## Given data
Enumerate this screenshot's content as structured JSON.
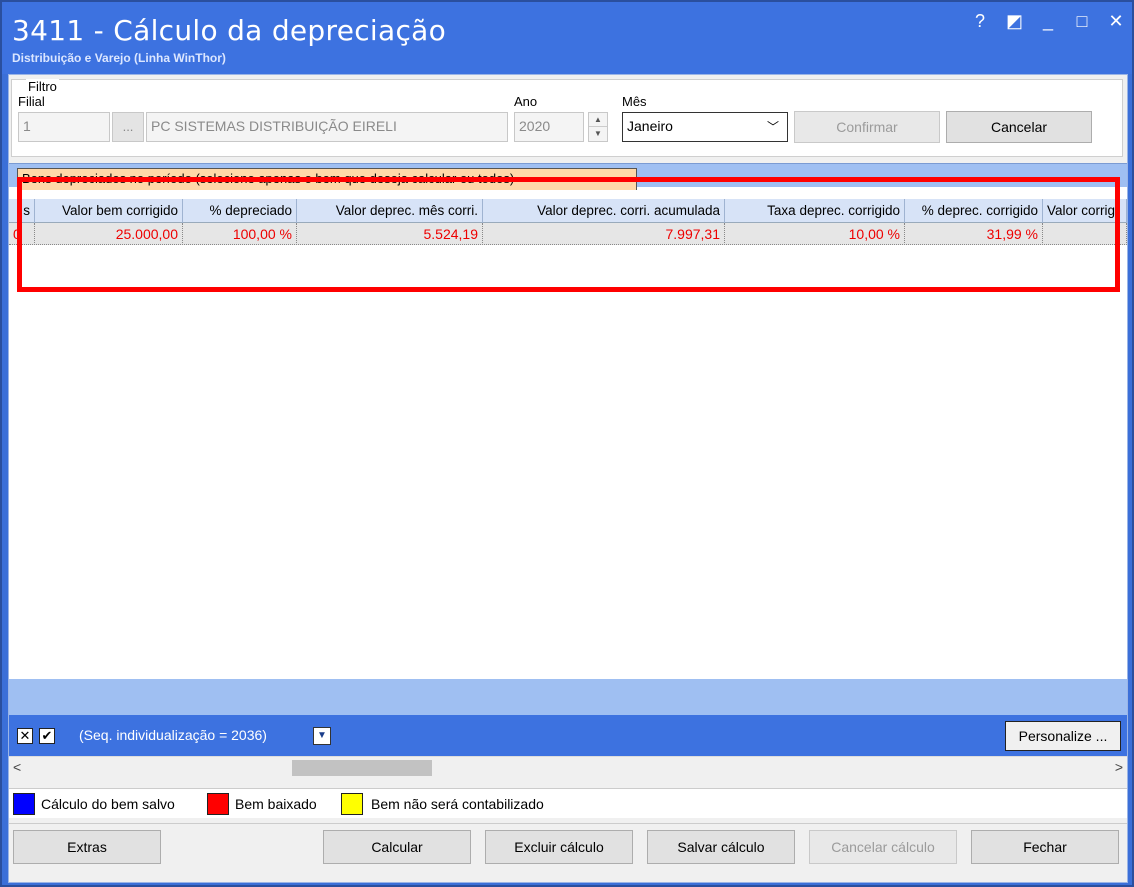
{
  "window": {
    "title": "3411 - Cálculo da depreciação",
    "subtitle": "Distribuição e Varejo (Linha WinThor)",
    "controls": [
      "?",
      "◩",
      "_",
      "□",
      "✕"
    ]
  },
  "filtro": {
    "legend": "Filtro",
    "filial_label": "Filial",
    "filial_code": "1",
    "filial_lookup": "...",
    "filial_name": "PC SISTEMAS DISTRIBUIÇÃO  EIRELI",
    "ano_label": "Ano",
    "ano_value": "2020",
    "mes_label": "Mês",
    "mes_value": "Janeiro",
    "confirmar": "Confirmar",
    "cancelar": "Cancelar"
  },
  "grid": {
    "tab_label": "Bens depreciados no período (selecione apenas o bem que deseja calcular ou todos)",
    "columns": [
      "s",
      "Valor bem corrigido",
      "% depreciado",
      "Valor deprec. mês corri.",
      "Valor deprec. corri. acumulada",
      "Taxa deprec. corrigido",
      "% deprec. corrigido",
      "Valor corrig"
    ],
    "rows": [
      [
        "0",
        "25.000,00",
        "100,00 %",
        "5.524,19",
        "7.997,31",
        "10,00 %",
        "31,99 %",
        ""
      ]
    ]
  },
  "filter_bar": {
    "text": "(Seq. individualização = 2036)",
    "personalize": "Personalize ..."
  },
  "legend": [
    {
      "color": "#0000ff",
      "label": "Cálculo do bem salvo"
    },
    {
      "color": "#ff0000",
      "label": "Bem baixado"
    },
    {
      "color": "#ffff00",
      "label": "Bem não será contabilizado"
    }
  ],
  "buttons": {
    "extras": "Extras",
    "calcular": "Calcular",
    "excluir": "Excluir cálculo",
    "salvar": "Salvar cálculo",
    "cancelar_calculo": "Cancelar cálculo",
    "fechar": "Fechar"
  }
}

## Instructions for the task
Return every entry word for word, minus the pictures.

## Completed exercise
Enumerate this screenshot's content as structured JSON.
{
  "window": {
    "title": "3411 - Cálculo da depreciação",
    "subtitle": "Distribuição e Varejo (Linha WinThor)",
    "controls": [
      "?",
      "◩",
      "_",
      "□",
      "✕"
    ]
  },
  "filtro": {
    "legend": "Filtro",
    "filial_label": "Filial",
    "filial_code": "1",
    "filial_lookup": "...",
    "filial_name": "PC SISTEMAS DISTRIBUIÇÃO  EIRELI",
    "ano_label": "Ano",
    "ano_value": "2020",
    "mes_label": "Mês",
    "mes_value": "Janeiro",
    "confirmar": "Confirmar",
    "cancelar": "Cancelar"
  },
  "grid": {
    "tab_label": "Bens depreciados no período (selecione apenas o bem que deseja calcular ou todos)",
    "columns": [
      "s",
      "Valor bem corrigido",
      "% depreciado",
      "Valor deprec. mês corri.",
      "Valor deprec. corri. acumulada",
      "Taxa deprec. corrigido",
      "% deprec. corrigido",
      "Valor corrig"
    ],
    "rows": [
      [
        "0",
        "25.000,00",
        "100,00 %",
        "5.524,19",
        "7.997,31",
        "10,00 %",
        "31,99 %",
        ""
      ]
    ]
  },
  "filter_bar": {
    "text": "(Seq. individualização = 2036)",
    "personalize": "Personalize ..."
  },
  "legend": [
    {
      "color": "#0000ff",
      "label": "Cálculo do bem salvo"
    },
    {
      "color": "#ff0000",
      "label": "Bem baixado"
    },
    {
      "color": "#ffff00",
      "label": "Bem não será contabilizado"
    }
  ],
  "buttons": {
    "extras": "Extras",
    "calcular": "Calcular",
    "excluir": "Excluir cálculo",
    "salvar": "Salvar cálculo",
    "cancelar_calculo": "Cancelar cálculo",
    "fechar": "Fechar"
  }
}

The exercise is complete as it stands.